▸ **WHAT IS REQUIRED**:
The answer must consist of the records, repeated exactly.

**********

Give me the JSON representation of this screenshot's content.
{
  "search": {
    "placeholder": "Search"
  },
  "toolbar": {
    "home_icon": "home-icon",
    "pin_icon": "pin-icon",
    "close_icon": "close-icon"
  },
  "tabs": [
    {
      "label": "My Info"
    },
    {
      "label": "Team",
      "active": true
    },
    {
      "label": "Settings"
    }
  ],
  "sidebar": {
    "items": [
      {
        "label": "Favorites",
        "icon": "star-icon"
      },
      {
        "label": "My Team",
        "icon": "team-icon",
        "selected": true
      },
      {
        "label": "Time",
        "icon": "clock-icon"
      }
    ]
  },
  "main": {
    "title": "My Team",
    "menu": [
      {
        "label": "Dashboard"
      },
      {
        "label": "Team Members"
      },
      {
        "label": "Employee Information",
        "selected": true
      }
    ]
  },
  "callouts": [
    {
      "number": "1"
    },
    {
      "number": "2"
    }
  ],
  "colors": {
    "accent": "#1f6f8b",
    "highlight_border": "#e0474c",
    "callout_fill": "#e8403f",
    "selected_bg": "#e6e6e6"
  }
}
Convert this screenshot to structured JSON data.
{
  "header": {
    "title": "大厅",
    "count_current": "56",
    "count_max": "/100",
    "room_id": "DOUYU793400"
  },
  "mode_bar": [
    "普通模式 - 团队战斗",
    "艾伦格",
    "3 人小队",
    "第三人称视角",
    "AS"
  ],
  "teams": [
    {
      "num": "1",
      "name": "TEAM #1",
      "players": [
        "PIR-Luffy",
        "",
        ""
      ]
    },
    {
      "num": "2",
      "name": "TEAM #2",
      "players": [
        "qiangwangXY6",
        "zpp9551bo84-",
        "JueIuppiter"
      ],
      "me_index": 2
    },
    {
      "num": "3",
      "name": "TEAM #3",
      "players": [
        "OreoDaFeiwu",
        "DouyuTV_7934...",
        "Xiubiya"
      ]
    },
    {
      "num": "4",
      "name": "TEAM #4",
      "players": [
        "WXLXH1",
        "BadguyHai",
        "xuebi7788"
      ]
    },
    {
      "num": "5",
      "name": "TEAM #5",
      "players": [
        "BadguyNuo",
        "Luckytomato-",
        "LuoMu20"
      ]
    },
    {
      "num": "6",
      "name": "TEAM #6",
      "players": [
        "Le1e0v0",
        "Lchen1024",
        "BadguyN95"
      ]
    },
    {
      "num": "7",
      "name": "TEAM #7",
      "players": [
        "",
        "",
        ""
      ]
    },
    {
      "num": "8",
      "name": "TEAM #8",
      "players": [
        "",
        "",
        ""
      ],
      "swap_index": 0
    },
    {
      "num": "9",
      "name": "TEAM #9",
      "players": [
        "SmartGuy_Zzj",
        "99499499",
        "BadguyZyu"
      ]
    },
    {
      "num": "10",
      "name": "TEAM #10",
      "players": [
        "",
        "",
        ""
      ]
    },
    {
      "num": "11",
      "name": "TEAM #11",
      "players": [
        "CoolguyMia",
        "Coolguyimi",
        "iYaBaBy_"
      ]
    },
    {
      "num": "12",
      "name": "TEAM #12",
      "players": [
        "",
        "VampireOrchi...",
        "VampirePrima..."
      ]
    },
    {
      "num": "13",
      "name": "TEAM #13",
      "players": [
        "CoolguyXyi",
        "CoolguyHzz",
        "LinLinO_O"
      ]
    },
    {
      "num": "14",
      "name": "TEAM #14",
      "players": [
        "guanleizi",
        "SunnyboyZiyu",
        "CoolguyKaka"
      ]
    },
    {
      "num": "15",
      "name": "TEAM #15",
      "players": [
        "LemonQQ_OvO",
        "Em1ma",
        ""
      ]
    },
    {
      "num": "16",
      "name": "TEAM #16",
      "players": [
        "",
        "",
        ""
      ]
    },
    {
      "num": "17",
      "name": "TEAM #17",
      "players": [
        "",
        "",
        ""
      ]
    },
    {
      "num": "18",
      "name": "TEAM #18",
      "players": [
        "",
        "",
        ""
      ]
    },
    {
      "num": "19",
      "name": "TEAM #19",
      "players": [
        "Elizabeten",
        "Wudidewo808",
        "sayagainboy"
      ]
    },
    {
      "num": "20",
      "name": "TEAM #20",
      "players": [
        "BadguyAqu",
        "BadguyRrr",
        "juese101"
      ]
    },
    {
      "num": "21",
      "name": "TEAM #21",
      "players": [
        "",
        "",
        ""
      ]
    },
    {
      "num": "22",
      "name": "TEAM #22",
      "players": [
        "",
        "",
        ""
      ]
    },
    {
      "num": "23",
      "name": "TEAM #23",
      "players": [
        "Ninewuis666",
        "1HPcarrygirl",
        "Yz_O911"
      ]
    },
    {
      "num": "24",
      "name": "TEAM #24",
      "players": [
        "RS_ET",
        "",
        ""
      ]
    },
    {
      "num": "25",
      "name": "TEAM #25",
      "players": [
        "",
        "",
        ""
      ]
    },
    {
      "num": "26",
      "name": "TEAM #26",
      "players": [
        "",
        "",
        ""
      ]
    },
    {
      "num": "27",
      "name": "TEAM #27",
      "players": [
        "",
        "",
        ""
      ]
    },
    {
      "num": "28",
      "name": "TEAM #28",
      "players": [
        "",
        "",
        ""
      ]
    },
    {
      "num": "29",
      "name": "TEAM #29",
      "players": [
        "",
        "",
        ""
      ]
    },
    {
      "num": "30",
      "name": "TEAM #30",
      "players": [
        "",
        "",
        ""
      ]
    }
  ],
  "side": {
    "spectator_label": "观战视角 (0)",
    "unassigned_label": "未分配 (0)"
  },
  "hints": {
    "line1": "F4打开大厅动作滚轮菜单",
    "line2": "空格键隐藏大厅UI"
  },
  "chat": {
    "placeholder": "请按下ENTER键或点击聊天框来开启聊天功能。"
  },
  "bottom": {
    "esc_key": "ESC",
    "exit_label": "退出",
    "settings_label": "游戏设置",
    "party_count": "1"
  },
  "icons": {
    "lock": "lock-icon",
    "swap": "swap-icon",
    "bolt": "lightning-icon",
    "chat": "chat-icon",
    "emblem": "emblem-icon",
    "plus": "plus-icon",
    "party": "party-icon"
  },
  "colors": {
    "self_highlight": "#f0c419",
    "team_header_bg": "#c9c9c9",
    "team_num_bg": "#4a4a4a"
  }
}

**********

▸ **EXERCISE OUTPUT**:
Give me the JSON representation of this screenshot's content.
{
  "search": {
    "placeholder": "Search"
  },
  "toolbar": {
    "home_icon": "home-icon",
    "pin_icon": "pin-icon",
    "close_icon": "close-icon"
  },
  "tabs": [
    {
      "label": "My Info"
    },
    {
      "label": "Team",
      "active": true
    },
    {
      "label": "Settings"
    }
  ],
  "sidebar": {
    "items": [
      {
        "label": "Favorites",
        "icon": "star-icon"
      },
      {
        "label": "My Team",
        "icon": "team-icon",
        "selected": true
      },
      {
        "label": "Time",
        "icon": "clock-icon"
      }
    ]
  },
  "main": {
    "title": "My Team",
    "menu": [
      {
        "label": "Dashboard"
      },
      {
        "label": "Team Members"
      },
      {
        "label": "Employee Information",
        "selected": true
      }
    ]
  },
  "callouts": [
    {
      "number": "1"
    },
    {
      "number": "2"
    }
  ],
  "colors": {
    "accent": "#1f6f8b",
    "highlight_border": "#e0474c",
    "callout_fill": "#e8403f",
    "selected_bg": "#e6e6e6"
  }
}
Convert this screenshot to structured JSON data.
{
  "header": {
    "title": "大厅",
    "count_current": "56",
    "count_max": "/100",
    "room_id": "DOUYU793400"
  },
  "mode_bar": [
    "普通模式 - 团队战斗",
    "艾伦格",
    "3 人小队",
    "第三人称视角",
    "AS"
  ],
  "teams": [
    {
      "num": "1",
      "name": "TEAM #1",
      "players": [
        "PIR-Luffy",
        "",
        ""
      ]
    },
    {
      "num": "2",
      "name": "TEAM #2",
      "players": [
        "qiangwangXY6",
        "zpp9551bo84-",
        "JueIuppiter"
      ],
      "me_index": 2
    },
    {
      "num": "3",
      "name": "TEAM #3",
      "players": [
        "OreoDaFeiwu",
        "DouyuTV_7934...",
        "Xiubiya"
      ]
    },
    {
      "num": "4",
      "name": "TEAM #4",
      "players": [
        "WXLXH1",
        "BadguyHai",
        "xuebi7788"
      ]
    },
    {
      "num": "5",
      "name": "TEAM #5",
      "players": [
        "BadguyNuo",
        "Luckytomato-",
        "LuoMu20"
      ]
    },
    {
      "num": "6",
      "name": "TEAM #6",
      "players": [
        "Le1e0v0",
        "Lchen1024",
        "BadguyN95"
      ]
    },
    {
      "num": "7",
      "name": "TEAM #7",
      "players": [
        "",
        "",
        ""
      ]
    },
    {
      "num": "8",
      "name": "TEAM #8",
      "players": [
        "",
        "",
        ""
      ],
      "swap_index": 0
    },
    {
      "num": "9",
      "name": "TEAM #9",
      "players": [
        "SmartGuy_Zzj",
        "99499499",
        "BadguyZyu"
      ]
    },
    {
      "num": "10",
      "name": "TEAM #10",
      "players": [
        "",
        "",
        ""
      ]
    },
    {
      "num": "11",
      "name": "TEAM #11",
      "players": [
        "CoolguyMia",
        "Coolguyimi",
        "iYaBaBy_"
      ]
    },
    {
      "num": "12",
      "name": "TEAM #12",
      "players": [
        "",
        "VampireOrchi...",
        "VampirePrima..."
      ]
    },
    {
      "num": "13",
      "name": "TEAM #13",
      "players": [
        "CoolguyXyi",
        "CoolguyHzz",
        "LinLinO_O"
      ]
    },
    {
      "num": "14",
      "name": "TEAM #14",
      "players": [
        "guanleizi",
        "SunnyboyZiyu",
        "CoolguyKaka"
      ]
    },
    {
      "num": "15",
      "name": "TEAM #15",
      "players": [
        "LemonQQ_OvO",
        "Em1ma",
        ""
      ]
    },
    {
      "num": "16",
      "name": "TEAM #16",
      "players": [
        "",
        "",
        ""
      ]
    },
    {
      "num": "17",
      "name": "TEAM #17",
      "players": [
        "",
        "",
        ""
      ]
    },
    {
      "num": "18",
      "name": "TEAM #18",
      "players": [
        "",
        "",
        ""
      ]
    },
    {
      "num": "19",
      "name": "TEAM #19",
      "players": [
        "Elizabeten",
        "Wudidewo808",
        "sayagainboy"
      ]
    },
    {
      "num": "20",
      "name": "TEAM #20",
      "players": [
        "BadguyAqu",
        "BadguyRrr",
        "juese101"
      ]
    },
    {
      "num": "21",
      "name": "TEAM #21",
      "players": [
        "",
        "",
        ""
      ]
    },
    {
      "num": "22",
      "name": "TEAM #22",
      "players": [
        "",
        "",
        ""
      ]
    },
    {
      "num": "23",
      "name": "TEAM #23",
      "players": [
        "Ninewuis666",
        "1HPcarrygirl",
        "Yz_O911"
      ]
    },
    {
      "num": "24",
      "name": "TEAM #24",
      "players": [
        "RS_ET",
        "",
        ""
      ]
    },
    {
      "num": "25",
      "name": "TEAM #25",
      "players": [
        "",
        "",
        ""
      ]
    },
    {
      "num": "26",
      "name": "TEAM #26",
      "players": [
        "",
        "",
        ""
      ]
    },
    {
      "num": "27",
      "name": "TEAM #27",
      "players": [
        "",
        "",
        ""
      ]
    },
    {
      "num": "28",
      "name": "TEAM #28",
      "players": [
        "",
        "",
        ""
      ]
    },
    {
      "num": "29",
      "name": "TEAM #29",
      "players": [
        "",
        "",
        ""
      ]
    },
    {
      "num": "30",
      "name": "TEAM #30",
      "players": [
        "",
        "",
        ""
      ]
    }
  ],
  "side": {
    "spectator_label": "观战视角 (0)",
    "unassigned_label": "未分配 (0)"
  },
  "hints": {
    "line1": "F4打开大厅动作滚轮菜单",
    "line2": "空格键隐藏大厅UI"
  },
  "chat": {
    "placeholder": "请按下ENTER键或点击聊天框来开启聊天功能。"
  },
  "bottom": {
    "esc_key": "ESC",
    "exit_label": "退出",
    "settings_label": "游戏设置",
    "party_count": "1"
  },
  "icons": {
    "lock": "lock-icon",
    "swap": "swap-icon",
    "bolt": "lightning-icon",
    "chat": "chat-icon",
    "emblem": "emblem-icon",
    "plus": "plus-icon",
    "party": "party-icon"
  },
  "colors": {
    "self_highlight": "#f0c419",
    "team_header_bg": "#c9c9c9",
    "team_num_bg": "#4a4a4a"
  }
}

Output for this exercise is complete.